By Brian Feinzimer
By Charles Lam
By Joel Beers
By LP Hastings
By Dave Barton
By LP Hastings
By Joel Beers
The Smartest Man In the Room
Monologist Mike Daisey perturbs Christians, Wal-Mart
You can watch it on YouTube: A year ago, Mike Daisey is performing his monologue Invincible Summer at a theater in Boston, and he's talking about fucking Paris Hilton. Out of the corner of his eye, he sees some movement, and then 87 people stand up and head for the exits. Suddenly, a man walks up, upends a bottle of water all over Daisey's handwritten outline, plunks the bottle into his overflowing water glass and strolls away.
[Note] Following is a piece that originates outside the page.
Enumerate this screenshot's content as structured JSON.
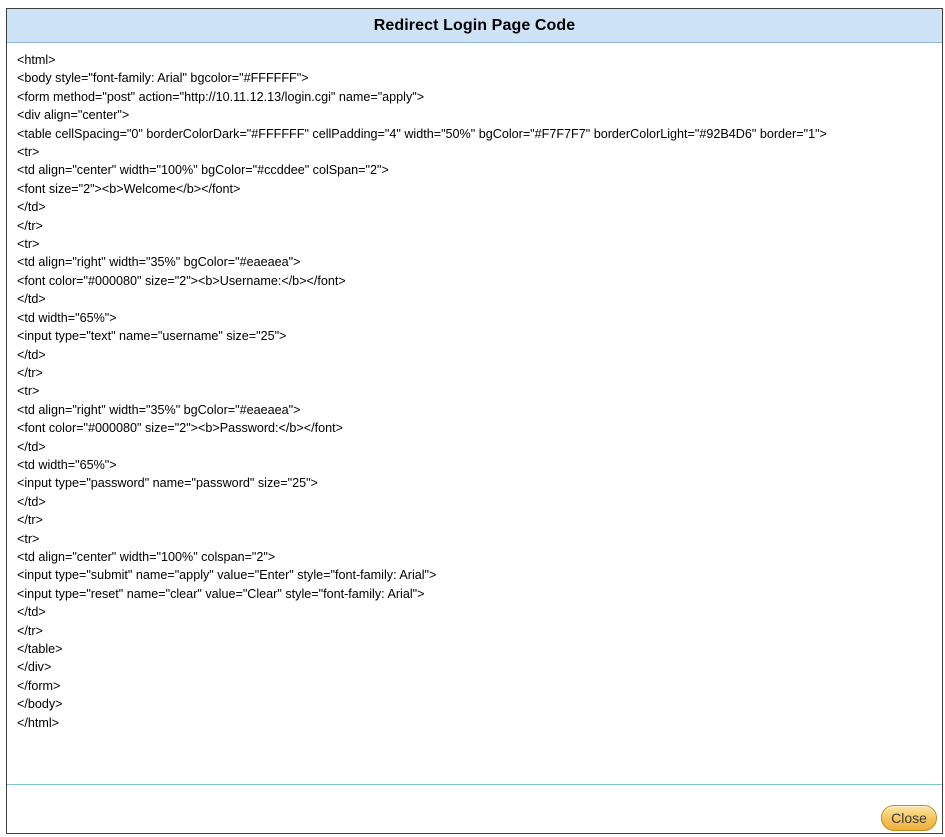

Daisey sits, flummoxed, then gets up from the table, follows and asks, "Do any of you people who are leaving want to stay and talk about this, or do you want to run out like cowards?" The man who destroyed Daisey's outline was a self-described Christian with anger issues who was chaperoning students on a trip from Norco High School.
Friday and Saturday, Mike Daisey will present his equally riveting—and frequently hilarious—monologue Monopoly! at the Orange County Performing Arts Center. Ostensibly about inventor Nikola Tesla and his War of Currents with Thomas Edison, Daisey tackles a dizzying array of subjects: the creation of the Parker Brothers board game, Bill Gates and Microsoft, Quakers, a sister's trip to a certain big-box superstore, the joy of Tesla coils, getting "Westinghoused," and his brief, shining moment as a "fat geek." That he's able to keep the audience entertained for two hours is one accomplishment; that he's able to impart so much information and do it in an accessible way without making the audience's head explode is miraculous.
I ask him what it feels like to be the smartest person in the room.
"I don't know if that's true," he says, modestly. "I owe a tremendous amount of debt to a number of books I've read and people I've talked to. We're in a mediated space where I'm talking about a number of subjects I've spent time studying and thinking about. By restricting my focus to the things I feel passionate about, it intensifies the strength and depth behind it. The monologue retains the cadences of day-to-day speech, but I'm not having a conversation with the audience. It's a performance."
Tesla and Edison's War of Currents decided the future of Edison's direct current (DC) and Tesla's alternating current (AC): Which was the most efficient way to deliver electricity? Though Tesla's ideas proved to be the wiser, Edison had more money behind him and lead a vicious smear campaign against the other man, painting him as a crank and his inventions as dangerous. Tesla's career never recovered.
"I've known my entire life that I wanted to talk about [Nikola] Tesla," says Daisey. "Before I knew how to talk about him, I knew I wanted to talk about him."
Daisey grew up in Fort Kent in northern Maine, where storytelling was an important part of his youth. After a healthy dose of speech, debate and theater training, he had few artistic options. "One can't make a living as a performing artist there, basically," Daisey says. "There's not enough of an audience to support it."
Moving to Seattle, he worked at an online book empire, an experience that resulted in the memoir 21 Dog Years: Doing Time @ Amazon.com. "I fell in love with the company and was really excited about changing the world of commerce forever," he says. "It wasn't until some time later, as it became clear that we were just the online version of Wal-Mart, that I became disenchanted."
It was while working with Seattle's garage storefronts and underground spaces that Daisey found his calling. "I started to think about extemporaneous performance—created in the air in front of an audience," he says. "No script. No lines to be memorized. Just outlines on a table."
Daisey's first monologue was 1997's Wasting Your Breath. He's been at it ever since, recently completing his 13th.
I ask him how much the show changes every time it's performed.
"Shifts become very minute if I'm performing it a lot. But if it's been a few years, it shifts naturally, due to aging. It can change as much as 20 percent," he says. "White-out, cutting, yellow stickies . . . The outlines are very messy and start to look very strange, very individual as things are added and taken away."
His wife, Jean-Michele Gregory, is also his director, and she helps shape and hone the material. Is it hard after a rehearsal to down-shift to the domestic?
"There aren't many boundaries between things. They've all kind of dissipated!" he laughs. "It's challenging, but also tremendously rewarding because her attention to detail, her layering of the tone, has made a huge difference in the kind of work, the quality of work we do. The current state of the arts in America is pretty cutthroat and fierce. If our collaboration wasn't as intense as it is, I don't think we'd be where we are."
In talking about so much of his personal life as part of his art, does he ever have moments where he says, "That would be good in a monologue!" or, "Nope, keeping that one to myself"?